It is well know that Thomas Churchyard of Woodbridge, lawyer and compulsive artist, was an admirer and collector of works by Crome. It is evident that when he was in funds he would make a purchase, often to be followed at a later date by a disposal or exchange with another Collector. Many works were retained, as shown by the catalogue of his estate sale in 1866. An inventory  taken in 1854 of the contents of his household lists works by Crome, Constable and Gainsborough, including two of his full length portraits.

Churchyard exhibited with the Norwich Society of Artists in 1829, and his friend George Rowe, a fellow artist from Woodbridge also exhibited there in 1830, confirming Churchyard had exposure to the Norwich scene. In 1828 a visit to Woodbridge by John Berney Crome, the eldest of the sons, may indicate a previous contact during Churchyard's visits to Norwich. Perhaps Churchyard had struck up a friendship with J.B.Crome, who certainly handled and sold his father’s pictures providing a possible source of works for Churchyard.

 Due to the lack of dated works by Churchyard it is difficult to be exact when assessing the time at which Churchyard became aware of Crome’s work. By the mid 1820’s he was developing his fluent style with some regard for Crome’s tonal values and especially to the Norwich master's later brushwork technique. Crome's sketchy 'Postwick Grove' at Norwich, if combined with a Constable oil study, would result in something resembling a typical Churchyard of his later years  It is likely Churchyard admired many artists, from the Dutch 17th century to his contemporary British exhibitors.

John Constable's influence on his work was not, in my opinion, as strong  as that of John Crome in the 1820’s. It is plausible the Constable Estate sale in 1837 released a number of oil sketches on to the market, some of which ended up passing though Churchyard’s hands resulting in his later pictures reflecting this fresher style.

By the 1840's Crome had few admirers outside Norwich as fashion had veered towards highly-finished paintings. Churchyard had opportunities to buy important works by Crome, and he acquired the major painting ‘Mousehold Heath: Mill and Donkeys' in July 1844 (fig 1. now in Tate Britain), having just bought the important 'Norwich River' and 'Yarmouth Beach' oil paintings a short time before. Churchyard, according to FitzGerald, was a competent judge of works by Constable, Gainsborough and Crome. Clifford states in his volume on Crome that works on the market 'before 1862' were likely to be genuine. There is no doubt Churchyard's Sale in 1866 helped to set new levels of interest in Crome, for his large 'Moonlight with a View of Bruges' (displayed in the Castle Collection) sold for £162, more than three times the purchase price at Christies' 3 years before.

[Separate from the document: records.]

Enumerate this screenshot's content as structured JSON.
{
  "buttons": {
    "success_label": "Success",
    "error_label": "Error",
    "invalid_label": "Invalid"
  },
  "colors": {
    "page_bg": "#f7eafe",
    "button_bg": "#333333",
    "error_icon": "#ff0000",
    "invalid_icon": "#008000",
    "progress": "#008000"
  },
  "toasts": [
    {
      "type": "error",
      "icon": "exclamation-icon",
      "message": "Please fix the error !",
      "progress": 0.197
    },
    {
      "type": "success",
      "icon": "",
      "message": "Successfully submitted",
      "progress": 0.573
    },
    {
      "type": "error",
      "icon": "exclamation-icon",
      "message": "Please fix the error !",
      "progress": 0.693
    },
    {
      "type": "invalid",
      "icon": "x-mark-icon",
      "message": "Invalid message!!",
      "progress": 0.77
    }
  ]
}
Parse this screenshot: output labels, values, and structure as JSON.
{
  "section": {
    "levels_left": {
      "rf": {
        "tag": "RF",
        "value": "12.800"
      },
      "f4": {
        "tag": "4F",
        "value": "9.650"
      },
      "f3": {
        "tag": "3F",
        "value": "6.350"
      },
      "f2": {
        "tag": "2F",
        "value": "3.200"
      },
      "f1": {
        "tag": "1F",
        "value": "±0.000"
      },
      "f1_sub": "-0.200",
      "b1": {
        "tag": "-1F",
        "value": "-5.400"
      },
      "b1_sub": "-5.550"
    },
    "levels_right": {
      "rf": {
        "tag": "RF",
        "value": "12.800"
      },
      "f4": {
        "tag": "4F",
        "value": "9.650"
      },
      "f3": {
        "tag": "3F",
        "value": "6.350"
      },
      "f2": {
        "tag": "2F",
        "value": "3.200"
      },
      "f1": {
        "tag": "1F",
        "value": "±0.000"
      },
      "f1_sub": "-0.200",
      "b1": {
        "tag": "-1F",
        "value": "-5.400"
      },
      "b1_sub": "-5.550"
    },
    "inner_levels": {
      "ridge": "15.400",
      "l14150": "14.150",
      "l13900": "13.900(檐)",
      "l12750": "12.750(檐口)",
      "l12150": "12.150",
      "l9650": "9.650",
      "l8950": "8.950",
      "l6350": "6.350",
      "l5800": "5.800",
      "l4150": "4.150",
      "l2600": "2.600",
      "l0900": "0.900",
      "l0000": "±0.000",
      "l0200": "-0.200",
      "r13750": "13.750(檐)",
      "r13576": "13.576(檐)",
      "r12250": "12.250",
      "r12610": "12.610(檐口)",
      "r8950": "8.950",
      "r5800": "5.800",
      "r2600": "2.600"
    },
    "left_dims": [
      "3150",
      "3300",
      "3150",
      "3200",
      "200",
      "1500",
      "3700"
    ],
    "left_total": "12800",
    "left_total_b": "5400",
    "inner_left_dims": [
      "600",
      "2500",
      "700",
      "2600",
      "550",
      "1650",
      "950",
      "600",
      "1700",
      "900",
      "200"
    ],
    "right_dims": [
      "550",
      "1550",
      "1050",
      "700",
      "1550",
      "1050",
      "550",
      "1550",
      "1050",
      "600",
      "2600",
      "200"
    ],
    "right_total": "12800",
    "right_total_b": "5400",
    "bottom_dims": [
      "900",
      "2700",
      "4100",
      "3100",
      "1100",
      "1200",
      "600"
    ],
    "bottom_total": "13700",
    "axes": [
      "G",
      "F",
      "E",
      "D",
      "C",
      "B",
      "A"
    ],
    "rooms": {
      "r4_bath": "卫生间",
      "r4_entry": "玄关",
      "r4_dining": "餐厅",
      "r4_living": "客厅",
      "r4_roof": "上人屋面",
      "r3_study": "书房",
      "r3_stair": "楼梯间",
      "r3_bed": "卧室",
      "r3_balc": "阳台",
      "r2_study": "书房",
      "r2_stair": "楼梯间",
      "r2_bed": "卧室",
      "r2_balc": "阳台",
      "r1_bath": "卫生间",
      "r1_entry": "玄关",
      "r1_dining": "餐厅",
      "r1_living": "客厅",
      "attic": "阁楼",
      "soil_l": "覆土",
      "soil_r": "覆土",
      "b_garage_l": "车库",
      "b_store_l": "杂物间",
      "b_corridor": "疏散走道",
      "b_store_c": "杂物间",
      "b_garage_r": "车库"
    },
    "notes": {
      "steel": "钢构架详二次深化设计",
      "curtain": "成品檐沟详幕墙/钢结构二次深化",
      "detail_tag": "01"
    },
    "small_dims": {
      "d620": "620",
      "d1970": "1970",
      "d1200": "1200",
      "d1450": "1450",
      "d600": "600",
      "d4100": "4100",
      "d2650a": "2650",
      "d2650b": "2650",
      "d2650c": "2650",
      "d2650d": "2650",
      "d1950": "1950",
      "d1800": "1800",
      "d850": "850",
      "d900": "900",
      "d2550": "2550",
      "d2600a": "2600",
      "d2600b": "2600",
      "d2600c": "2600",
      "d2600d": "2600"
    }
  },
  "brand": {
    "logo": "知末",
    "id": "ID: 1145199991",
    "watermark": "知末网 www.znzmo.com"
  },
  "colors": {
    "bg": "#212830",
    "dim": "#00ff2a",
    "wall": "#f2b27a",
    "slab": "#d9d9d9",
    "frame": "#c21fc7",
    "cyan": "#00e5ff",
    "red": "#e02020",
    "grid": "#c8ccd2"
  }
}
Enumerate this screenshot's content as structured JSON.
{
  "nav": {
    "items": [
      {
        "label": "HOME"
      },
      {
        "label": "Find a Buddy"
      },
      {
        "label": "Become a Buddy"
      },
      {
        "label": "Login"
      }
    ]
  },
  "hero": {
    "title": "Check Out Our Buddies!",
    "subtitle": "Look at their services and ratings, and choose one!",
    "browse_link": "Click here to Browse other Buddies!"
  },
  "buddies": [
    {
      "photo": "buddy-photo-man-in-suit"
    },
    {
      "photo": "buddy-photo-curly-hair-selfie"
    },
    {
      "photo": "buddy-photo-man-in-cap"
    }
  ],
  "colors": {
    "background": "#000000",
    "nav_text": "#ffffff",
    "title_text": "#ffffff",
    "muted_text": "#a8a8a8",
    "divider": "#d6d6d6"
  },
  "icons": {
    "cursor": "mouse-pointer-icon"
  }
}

In conclusion it can be assumed Churchyard owned in excess of thirty works by John Crome. I have index cards for the 23 sold at his 1866 sale and others for works handled during his lifetime, including important examples amongst them. The 1849 Bernard Barton sale in Woodbridge included at least four Cromes, one of which was the fine 'Blundestone', and Churchyard is sure to have supplied these paintings. Although not a commercial dealer, Churchyard must have gained financially on his swaps and sales, which went some way towards meeting the costs involved when he was not able to combine picture-hunting trips with legal work.

It is plausible that a Crome could be identified in the future through a link with a Churchyard work. Looking back at the period of Churchyard's life when he collected major works it can only make us envious of the days when Cromes were abundant, and affordable.

 

John Day 2013